·         Why Don’t They Just Put These Things In Plain English?


Well, No More!


IES has added to our ASTM Transaction Screen a “Risk Rating” which gives you our opinion of the environmental status of your site, in Plain English.


It seems that more lending institutions are using this integrated ASTM as a “screening” and “due diligence” procedure, for Identifying potential environmental risks for properties whose values are in a selected range, when the lending institution feels a “full blown” Preliminary Site Assessment (PSA) is not necessary.


The cost of this report is in the $995.00 to $1,055.00 range, depending on location, etc.


Coupled with the above, should the ASTM lead you to the conclusion that a PSA is warranted, IES will give you 100% Credit,  of the amount you paid for the ASTM, towards the cost of the PSA, if the PSA is done within (6) months.


3.      Phase I Environmental Site Assessments 



The Phase I Environmental Site Assessment is prepared utilizing the ASTM 1527-05 standard.  A Phase I ESA is a report that determines the environmental risk associated with lending, purchasing, leasing, or selling a property.  A Phase I ESA consists of five basic components, which include: a review of local, state, and federal records; a review of historical sources pertaining to past site uses; interviews with owners, occupants, and other individuals in regard to the property; a site reconnaissance to identify present and past uses and Recognized Environmental Concerns (RECs), if present; and preparation of a written report, which includes findings, conclusions, and recommendations.



4.      Phase II Environmental Site Assessments (Limited Subsurface Investigations)


A Phase II further evaluates properties where Recognized Environmental Conditions (RECs) have been identified.  The primary objective of conducting a Phase II is to evaluate RECs identified in the Phase I ESA or Transaction Screen, for the purpose of providing sufficient information regarding the nature and extent of possible contamination.  The Phase II assessment typically includes the collection and laboratory analysis of soil and groundwater samples.  Analytical results are compared to state standards.  This information is provided to the client and often utilized to make decisions regarding real estate transactions.


Total Services Offered

Below Is A “Thumb-Nail” Sketch of the Services Provided By Our Environmental Specialists:


  • LSP Services
  • Property Condition Assessments (PCAs)
  • Peer Report Reviews
  • ASTM Transaction Screen
  • Subsurface Investigations
  • Contamination Remediation
  • DataReport With Risk Rating
  • ASTM Phase I Site Assessment
  • Soil and Groundwater testing Analysis

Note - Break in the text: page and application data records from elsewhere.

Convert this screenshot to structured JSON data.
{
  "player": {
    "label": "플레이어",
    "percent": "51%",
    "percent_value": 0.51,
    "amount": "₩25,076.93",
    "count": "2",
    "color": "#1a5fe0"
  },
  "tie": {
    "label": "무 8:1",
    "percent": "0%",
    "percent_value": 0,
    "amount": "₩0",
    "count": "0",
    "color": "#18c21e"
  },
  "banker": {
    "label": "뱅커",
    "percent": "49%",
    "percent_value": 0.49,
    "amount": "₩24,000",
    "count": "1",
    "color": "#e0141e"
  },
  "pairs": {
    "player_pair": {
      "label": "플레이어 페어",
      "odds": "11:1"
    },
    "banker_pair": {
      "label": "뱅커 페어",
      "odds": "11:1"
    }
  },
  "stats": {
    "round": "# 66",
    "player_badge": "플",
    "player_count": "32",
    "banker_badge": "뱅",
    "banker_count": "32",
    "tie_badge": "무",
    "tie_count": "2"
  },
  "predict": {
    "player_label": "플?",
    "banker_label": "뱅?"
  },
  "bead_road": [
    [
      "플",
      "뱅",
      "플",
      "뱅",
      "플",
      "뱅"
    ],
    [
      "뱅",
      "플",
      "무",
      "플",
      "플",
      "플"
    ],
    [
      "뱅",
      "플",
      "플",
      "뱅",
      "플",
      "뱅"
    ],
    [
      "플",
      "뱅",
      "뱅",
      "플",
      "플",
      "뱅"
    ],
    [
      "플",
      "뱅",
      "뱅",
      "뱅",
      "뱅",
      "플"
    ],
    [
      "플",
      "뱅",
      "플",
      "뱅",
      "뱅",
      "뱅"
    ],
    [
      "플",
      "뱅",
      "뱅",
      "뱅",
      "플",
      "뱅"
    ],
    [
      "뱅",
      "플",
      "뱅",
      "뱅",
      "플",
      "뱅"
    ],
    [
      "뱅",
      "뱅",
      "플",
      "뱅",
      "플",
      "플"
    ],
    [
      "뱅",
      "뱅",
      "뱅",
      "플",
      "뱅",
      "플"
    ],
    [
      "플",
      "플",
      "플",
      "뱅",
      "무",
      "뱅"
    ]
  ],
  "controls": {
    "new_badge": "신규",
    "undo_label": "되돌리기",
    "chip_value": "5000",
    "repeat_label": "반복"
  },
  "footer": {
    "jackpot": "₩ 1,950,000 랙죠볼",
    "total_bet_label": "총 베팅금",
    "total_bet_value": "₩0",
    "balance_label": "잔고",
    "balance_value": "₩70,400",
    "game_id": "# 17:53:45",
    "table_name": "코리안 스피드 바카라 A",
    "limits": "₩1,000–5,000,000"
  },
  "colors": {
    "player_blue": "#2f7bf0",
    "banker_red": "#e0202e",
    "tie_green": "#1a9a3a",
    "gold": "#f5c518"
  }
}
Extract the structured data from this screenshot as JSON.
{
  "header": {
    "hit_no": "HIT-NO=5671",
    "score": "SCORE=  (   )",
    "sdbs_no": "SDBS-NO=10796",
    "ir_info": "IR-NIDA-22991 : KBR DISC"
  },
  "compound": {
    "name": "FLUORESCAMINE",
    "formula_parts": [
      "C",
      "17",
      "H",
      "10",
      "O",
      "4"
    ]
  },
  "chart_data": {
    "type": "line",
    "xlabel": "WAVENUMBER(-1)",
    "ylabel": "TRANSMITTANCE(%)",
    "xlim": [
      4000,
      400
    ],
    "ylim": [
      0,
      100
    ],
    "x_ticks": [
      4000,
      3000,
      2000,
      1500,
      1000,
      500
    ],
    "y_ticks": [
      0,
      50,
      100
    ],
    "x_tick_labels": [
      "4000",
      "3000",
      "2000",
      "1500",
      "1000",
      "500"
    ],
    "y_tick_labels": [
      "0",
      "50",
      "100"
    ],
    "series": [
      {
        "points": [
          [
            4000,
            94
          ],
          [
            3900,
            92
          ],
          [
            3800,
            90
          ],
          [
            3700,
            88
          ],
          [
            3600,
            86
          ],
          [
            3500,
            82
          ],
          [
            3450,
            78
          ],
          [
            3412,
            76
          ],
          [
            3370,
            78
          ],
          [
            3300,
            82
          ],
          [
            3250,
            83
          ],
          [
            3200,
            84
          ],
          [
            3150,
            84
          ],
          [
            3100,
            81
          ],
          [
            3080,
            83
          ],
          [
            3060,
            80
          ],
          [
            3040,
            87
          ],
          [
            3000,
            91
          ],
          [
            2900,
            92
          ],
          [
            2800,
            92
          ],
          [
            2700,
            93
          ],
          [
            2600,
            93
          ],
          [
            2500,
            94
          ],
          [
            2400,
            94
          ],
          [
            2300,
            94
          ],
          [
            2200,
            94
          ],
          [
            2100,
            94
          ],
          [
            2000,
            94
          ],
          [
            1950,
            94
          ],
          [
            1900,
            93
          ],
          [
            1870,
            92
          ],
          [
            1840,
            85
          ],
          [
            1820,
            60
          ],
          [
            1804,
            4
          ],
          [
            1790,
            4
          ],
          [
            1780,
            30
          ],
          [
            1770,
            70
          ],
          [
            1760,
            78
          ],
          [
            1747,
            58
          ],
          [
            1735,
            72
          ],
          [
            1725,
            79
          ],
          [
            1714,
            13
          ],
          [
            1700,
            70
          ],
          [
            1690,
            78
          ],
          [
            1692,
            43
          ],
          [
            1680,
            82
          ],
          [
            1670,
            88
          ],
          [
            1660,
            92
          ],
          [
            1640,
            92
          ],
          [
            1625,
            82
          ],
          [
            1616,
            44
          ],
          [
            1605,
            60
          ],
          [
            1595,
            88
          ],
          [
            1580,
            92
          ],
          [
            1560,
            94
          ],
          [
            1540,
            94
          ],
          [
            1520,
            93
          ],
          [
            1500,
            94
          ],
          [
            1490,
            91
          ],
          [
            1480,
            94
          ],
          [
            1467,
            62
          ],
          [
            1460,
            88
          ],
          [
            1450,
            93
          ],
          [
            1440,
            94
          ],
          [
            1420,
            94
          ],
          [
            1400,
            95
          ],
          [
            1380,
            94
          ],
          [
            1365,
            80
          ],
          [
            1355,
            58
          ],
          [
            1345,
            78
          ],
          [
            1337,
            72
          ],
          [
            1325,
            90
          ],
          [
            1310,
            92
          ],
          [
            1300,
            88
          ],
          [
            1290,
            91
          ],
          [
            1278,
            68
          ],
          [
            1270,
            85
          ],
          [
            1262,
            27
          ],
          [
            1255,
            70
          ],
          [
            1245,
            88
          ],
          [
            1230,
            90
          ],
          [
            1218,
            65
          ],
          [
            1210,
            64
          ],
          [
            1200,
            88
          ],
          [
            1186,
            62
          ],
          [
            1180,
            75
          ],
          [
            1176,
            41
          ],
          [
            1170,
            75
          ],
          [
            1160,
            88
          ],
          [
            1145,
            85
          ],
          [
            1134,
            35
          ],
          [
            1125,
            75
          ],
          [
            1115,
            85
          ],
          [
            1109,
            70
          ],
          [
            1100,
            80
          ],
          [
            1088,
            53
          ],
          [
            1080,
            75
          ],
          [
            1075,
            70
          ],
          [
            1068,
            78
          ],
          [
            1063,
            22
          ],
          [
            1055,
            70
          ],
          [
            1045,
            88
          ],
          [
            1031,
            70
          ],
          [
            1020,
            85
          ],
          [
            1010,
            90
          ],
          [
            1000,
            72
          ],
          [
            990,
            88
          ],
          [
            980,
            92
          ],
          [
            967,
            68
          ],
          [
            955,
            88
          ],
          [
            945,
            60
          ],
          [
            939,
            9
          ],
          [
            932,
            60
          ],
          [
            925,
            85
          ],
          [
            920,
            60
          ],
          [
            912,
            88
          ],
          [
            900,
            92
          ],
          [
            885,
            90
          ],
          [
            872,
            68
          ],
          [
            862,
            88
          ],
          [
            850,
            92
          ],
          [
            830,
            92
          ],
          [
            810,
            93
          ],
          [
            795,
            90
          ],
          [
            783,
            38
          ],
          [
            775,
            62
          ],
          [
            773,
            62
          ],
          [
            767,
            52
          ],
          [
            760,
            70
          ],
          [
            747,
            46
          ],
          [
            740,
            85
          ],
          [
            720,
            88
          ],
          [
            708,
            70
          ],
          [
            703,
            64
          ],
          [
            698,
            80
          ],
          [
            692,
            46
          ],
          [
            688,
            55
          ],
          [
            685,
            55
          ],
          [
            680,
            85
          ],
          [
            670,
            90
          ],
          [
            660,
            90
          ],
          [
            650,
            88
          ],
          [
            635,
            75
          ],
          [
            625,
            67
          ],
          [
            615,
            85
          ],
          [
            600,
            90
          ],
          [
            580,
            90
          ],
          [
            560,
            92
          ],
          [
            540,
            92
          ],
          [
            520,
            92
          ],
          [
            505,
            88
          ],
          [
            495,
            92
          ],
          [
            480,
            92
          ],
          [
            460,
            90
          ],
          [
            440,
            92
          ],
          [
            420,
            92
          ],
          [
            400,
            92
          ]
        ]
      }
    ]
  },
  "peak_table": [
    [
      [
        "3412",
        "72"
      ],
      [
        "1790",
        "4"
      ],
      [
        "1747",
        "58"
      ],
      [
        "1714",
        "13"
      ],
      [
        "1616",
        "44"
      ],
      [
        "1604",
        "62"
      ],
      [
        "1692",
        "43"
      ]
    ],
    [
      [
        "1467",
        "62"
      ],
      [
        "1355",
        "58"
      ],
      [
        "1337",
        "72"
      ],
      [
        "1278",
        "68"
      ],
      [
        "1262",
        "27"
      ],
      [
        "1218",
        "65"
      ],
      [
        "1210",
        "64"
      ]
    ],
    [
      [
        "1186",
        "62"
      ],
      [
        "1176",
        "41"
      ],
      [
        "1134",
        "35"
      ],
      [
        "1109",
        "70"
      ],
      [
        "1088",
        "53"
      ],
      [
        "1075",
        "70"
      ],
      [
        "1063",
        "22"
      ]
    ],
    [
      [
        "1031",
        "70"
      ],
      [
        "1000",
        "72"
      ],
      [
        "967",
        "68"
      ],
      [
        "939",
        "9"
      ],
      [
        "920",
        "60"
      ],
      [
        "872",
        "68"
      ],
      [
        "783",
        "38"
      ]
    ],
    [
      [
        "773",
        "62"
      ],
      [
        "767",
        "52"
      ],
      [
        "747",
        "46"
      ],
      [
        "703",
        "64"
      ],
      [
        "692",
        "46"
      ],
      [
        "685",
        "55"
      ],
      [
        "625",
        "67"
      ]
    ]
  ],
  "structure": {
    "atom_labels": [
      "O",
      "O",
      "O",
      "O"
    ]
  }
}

·         100% Credit Will Be Given If Next Level Of Assessment Is Required